Malcolm Marmorstein, screenwriter of the 1970s Disney hits Pete’s Dragon and Return from Witch Mountain and a decade earlier was a key element of the Dark Shadows writing staff when ABC’s gothic soap opera famously introduced vampire character Barnabas Collins, died Saturday in Los Angeles. He was 92.
The cause of death was cancer, his stepdaughter Romy Fleming told Deadline.
A New Jersey native, Marmorstein began his career as a stagehand and stage manager on Broadway, working on such iconic productions as A Streetcar Named Desire with Marlon Brando and Damn Yankees with Gwen Verden.
Before moving to Los Angeles in 1967, Marmorstein began writing for the New York-based soap The Doctors, where he was head writer before being hired away by Dark Shadows creator Dan Curtis in late 1966. During Marmorstein’s early tenure on what was then a failing Jane Eyre-style melodrama, Curtis and his small writing staff began adding supernatural elements — at first a ghost or two and then a strange woman who turned out to be a from-the-ashes phoenix.
But it was the introduction of the vampire Barnabas Collins in spring 1967 that turned the daytime drama into a national pop-culture phenomenon. Played by actor Jonathan Frid, the tragic, reluctant vampire character grabbed hold of the public’s attention and turned Dark Shadows into a hit.
Although its popularity would burn itself out within a few years, the soap — which soon would be populated by witches, werewolves, warlocks, a Frankenstein, a Jekyll-Hyde and even odder characters based on H.P. Lovecraft’s Cthulhu Mythos — would inspire a cultlike devotion that continues to this day. The series, which spawned two original-cast movies and a 1990s TV reboot, is available on Amazon Prime. Among its fans: Tim Burton, who directed the 2012 Dark Shadows feature film starring fellow enthusiast Johnny Depp as Barnabas Collins.
Exactly which Dark Shadows taking creditscribe created Barnabas long has been disputed, with writers Marmorstein, Joe Caldwell and the late Ron Sproat at one point or another. In a 2012 interview, Marmorstein said he told Curtis” “We have to pretend we’re doing a vampire for the very first time. Let’s get a young, blond guy, because our audiences are very young. They’ll fall in love with him.’” (Frid was neither blond nor particularly young, prompting Marmorstein to advise the glum-looking actor: “Don’t act. Be a nice man, as you are. This is your family in the house, and you’ve got to be charming for them.”)
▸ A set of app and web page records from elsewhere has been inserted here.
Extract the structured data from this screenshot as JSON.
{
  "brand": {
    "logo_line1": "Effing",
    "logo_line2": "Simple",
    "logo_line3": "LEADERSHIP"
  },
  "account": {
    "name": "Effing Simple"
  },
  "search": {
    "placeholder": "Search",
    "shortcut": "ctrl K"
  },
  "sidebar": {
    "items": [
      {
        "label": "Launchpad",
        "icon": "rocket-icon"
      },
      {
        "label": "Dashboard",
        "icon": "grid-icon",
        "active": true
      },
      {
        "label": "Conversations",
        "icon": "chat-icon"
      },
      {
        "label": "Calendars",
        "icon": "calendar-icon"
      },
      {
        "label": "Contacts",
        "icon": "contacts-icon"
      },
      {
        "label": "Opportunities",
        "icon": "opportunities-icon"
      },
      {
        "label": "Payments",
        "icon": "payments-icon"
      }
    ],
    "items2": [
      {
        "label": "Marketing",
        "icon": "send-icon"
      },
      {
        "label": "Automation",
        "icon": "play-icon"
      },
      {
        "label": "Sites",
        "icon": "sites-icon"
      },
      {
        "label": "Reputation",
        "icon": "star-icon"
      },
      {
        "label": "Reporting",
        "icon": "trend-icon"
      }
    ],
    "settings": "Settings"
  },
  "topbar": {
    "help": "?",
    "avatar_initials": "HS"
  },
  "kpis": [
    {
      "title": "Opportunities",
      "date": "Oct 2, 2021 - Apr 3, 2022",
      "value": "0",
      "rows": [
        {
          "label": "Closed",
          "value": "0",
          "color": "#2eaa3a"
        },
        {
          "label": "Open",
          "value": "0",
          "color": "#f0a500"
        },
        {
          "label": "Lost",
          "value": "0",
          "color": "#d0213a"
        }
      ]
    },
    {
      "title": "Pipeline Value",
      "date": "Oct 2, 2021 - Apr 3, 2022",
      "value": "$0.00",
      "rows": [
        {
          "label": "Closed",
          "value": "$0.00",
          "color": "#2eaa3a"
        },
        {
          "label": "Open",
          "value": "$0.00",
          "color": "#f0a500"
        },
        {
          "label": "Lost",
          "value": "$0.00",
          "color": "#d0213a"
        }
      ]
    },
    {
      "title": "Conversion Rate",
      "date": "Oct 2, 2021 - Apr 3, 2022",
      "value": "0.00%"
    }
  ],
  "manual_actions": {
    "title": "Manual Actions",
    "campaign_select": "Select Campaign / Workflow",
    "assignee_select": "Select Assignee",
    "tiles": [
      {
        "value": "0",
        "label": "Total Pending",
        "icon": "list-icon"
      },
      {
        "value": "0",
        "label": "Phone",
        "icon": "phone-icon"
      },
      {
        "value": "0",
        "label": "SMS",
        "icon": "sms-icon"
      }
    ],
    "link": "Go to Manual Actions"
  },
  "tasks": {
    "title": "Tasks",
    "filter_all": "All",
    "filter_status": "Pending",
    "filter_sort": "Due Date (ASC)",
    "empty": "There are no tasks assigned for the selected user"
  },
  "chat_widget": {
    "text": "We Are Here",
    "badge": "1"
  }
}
Marmorstein and Curtis soon fell out, and the writer, his wife and four children moved to L.A., where he quickly found work writing for the popular 1968 nighttime soap Peyton Place. In 1974 he co-wrote the feature S*P*Y*S, starring Elliott Gould and Donald Sutherland in an unsuccessful attempt to recapture the acting duo’s earlier MASH success. Marmorstein and Gould reteamed, again unsuccessfully, for 1975’s Whiffs.
Marmorstein was considerably more successful in his next outing, 1977’s Pete’s Dragon, a live-action/animation musical hybrid starring singer Helen Reddy. The following year saw Marmorstein back with Disney for Return from Witch Mountain, a sci-fi adventure sequel with Bette Davis and Christopher Lee as its adult leads.
Marmorstein’s subsequent credits include a 1986 TV adaptation of Frankenstein, some installments of children’s series ABC Weekend Specials and, in 1990, a final outing with his old friend Gould for Dead Men Don’t Die. In 1993, he revisited the reluctant vampire theme with his feature film comedy Love Bites starring Adam Ant.
Despite his longtime interest in vampires, Marmorstein was not impressed with the Burton-Depp iteration of Barnabas Collins. “I was shocked to see, at the beginning of the movie, Barnabas killing seven or eight innocent people, who weren’t even trying to harm him,” the writer told Yahoo News after seeing the film. “Barnabas would never do that. And I saw no reason whatsoever for the movie to be set in 1972. For nothing, I would have told them not to do that.”
Marmorstein was predeceased by first wife Martha, and is survived by his wife of 17 years, Barbara; sons Larry, Wayne, and Mitchell; daughter Darragh; stepdaughters Romy and Dena; as well as in-laws, three grandchildren and a great-grandchild.